How many lines of the entries below include the word "authors"? Answer with the number alone.

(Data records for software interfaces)
+ + +
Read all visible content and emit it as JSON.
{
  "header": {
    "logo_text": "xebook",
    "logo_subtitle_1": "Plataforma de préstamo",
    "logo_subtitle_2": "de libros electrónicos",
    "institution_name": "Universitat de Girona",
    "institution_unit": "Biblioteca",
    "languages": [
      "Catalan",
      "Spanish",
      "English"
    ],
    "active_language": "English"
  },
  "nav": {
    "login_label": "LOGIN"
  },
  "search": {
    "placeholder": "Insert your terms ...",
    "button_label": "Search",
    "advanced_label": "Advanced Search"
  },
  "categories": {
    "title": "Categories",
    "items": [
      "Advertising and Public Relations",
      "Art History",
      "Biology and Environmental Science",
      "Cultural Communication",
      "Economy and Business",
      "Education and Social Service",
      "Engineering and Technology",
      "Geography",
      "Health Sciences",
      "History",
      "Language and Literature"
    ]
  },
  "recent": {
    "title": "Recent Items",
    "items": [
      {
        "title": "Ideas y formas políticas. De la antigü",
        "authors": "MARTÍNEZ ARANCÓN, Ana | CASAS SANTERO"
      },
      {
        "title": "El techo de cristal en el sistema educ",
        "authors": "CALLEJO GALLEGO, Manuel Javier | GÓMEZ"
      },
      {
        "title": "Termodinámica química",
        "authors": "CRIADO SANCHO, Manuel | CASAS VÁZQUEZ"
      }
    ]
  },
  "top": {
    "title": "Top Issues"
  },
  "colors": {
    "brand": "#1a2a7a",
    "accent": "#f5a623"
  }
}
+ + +
Task solution: 3